“For the foolishness of God is wiser than human wisdom, and the weakness of God is stronger than human strength…Rather, God chose the foolish of the world to shame the wise, and God chose the weak of the world to shame the strong, and God chose the lowly and despised of the world, those who count for nothing, to reduce to nothing those who are something, so that no human being might boast before God.” -1 Cor 1:25, 27-29.
Often, in church, I see old men in the back of church or some nondescript pew clinging to their Rosary and constantly praying in silence. Constantly. Wisdom in action. I want to grow up to be like them. Ps 84:11a
Ceferino Giménez Malla was born into a gypsy family of the Romani (a nomadic people in Spain). Born at Benevent de Lérida. The family moved consistently throughout his childhood, generally supporting themselves through selling baskets they weaved. While he never received formal education, and was possibly illiterate, Ceferino’s intelligence, wisdom, and sound judgment was obvious to all he encountered. He was valued by his community as a peacemaker and wise arbiter, settling disputes and disagreements. He also demonstrated a consistent faith, practicing charitable works, modeling the love and patience of Christ. His nickname was “El Pele” = “strong/brave one”. He loved nature.
In accordance with custom and tradition, Ceferino married at a young age in a “gypsy” ceremony. In order to normalize his marriage in the eyes of the Church, he was baptized as an adult, in 1912 married Teresa Jimenez Castro in a Catholic ceremony at age 51, and together with his wife continued the nomadic life. He worked as a horse trader, and was recognized by all for his honesty and fair practices and was financially quite successful at this business. The couple never had children, but took in a niece and assumed responsibility for raising her. Ceferino attended Mass every day, and received the Holy Eucharist as frequently as possible. On many days, Ceferino would gather the local children he encountered—gypsy and non-gypsy together—and teach them the Bible through stories and basic prayers – a catechist.
Ceferino’s wife died in 1922, and his niece married, leaving him in solitude. At this time, Ceferino grew in his contemplation and love of the Lord, and entered the Franciscan Order as a tertiary. He spent most evenings in adoration of the Blessed Sacrament, and eventually became a member of the Society of Saint Vincent de Paul.
When the Spanish Civil War broke out, there was much anti-Catholic sentiment, and many were being persecuted. Ceferino defended a priest who was being taken to prison and was being dragged through the streets of Barbastro, He was arrested and imprisoned alongside him. Asked by the soldiers if he had any weapons, he said, “Yes. Here it is.” And showed them his Rosary. While in prison, Ceferino clung to his Rosary, praying constantly. Offered freedom if he would renounce his faith and give up his Rosary, he declined and was eventually taken to a cemetery and executed by firing squad with other believers and priests. Even in death, he maintained his prayer, holding his Rosary aloft and proclaiming, “Viva Cristo Rey!” (“Long live Christ the King!”). His body was buried in a common, unmarked grave. His body has never been found.

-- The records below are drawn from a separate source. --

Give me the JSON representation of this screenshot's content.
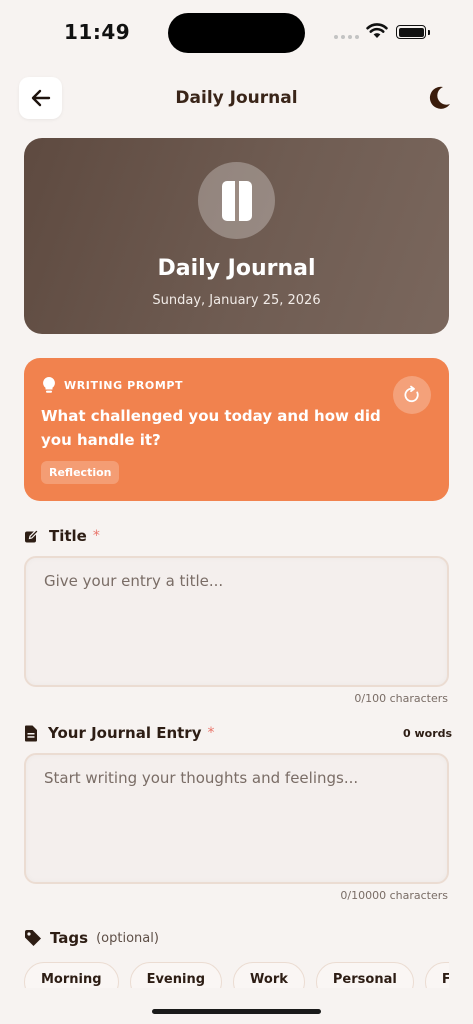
{
  "status_bar": {
    "time": "11:49"
  },
  "header": {
    "title": "Daily Journal"
  },
  "hero": {
    "title": "Daily Journal",
    "date": "Sunday, January 25, 2026"
  },
  "prompt": {
    "label": "WRITING PROMPT",
    "text": "What challenged you today and how did you handle it?",
    "category": "Reflection"
  },
  "title_field": {
    "label": "Title",
    "required_mark": "*",
    "placeholder": "Give your entry a title...",
    "char_count": "0/100 characters"
  },
  "entry_field": {
    "label": "Your Journal Entry",
    "required_mark": "*",
    "word_count": "0 words",
    "placeholder": "Start writing your thoughts and feelings...",
    "char_count": "0/10000 characters"
  },
  "tags": {
    "label": "Tags",
    "optional": "(optional)",
    "items": [
      "Morning",
      "Evening",
      "Work",
      "Personal",
      "Family"
    ]
  },
  "colors": {
    "background": "#f7f3f1",
    "hero": "#6a564c",
    "prompt": "#f1824e",
    "text": "#3a2519",
    "required": "#e9746a"
  },
  "icons": [
    "back-arrow-icon",
    "moon-icon",
    "book-icon",
    "lightbulb-icon",
    "refresh-icon",
    "edit-icon",
    "document-icon",
    "tag-icon"
  ]
}
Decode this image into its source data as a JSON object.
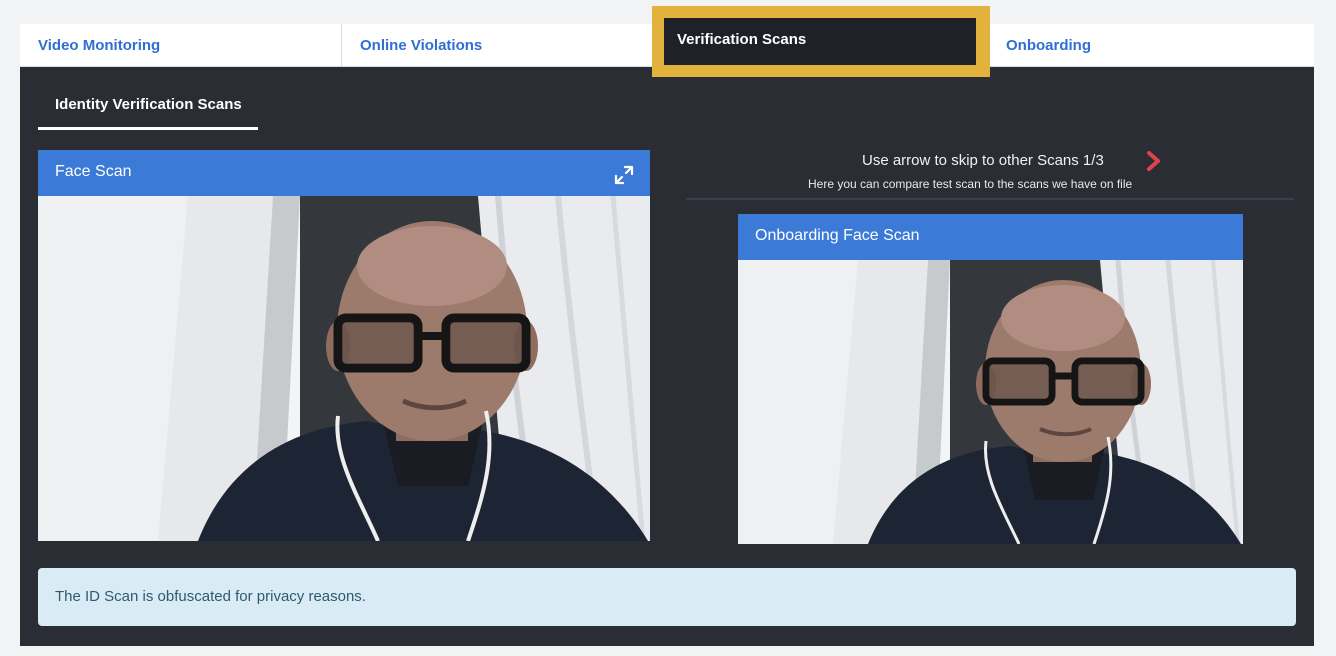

O God our Father, great and good,
through the light and power of Your Spirit
the gypsy Ceferino,
the proto-martyr of his people,
was united to the sufferings of Jesus.
We thank You that You have thus in Your love
honored all the traveling people of the world.
We pray that You will raise up holy missionaries
among these people and in the whole Church.
Help us to follow the example of this true believer
who loved You intensely and was a good Samaritan to others.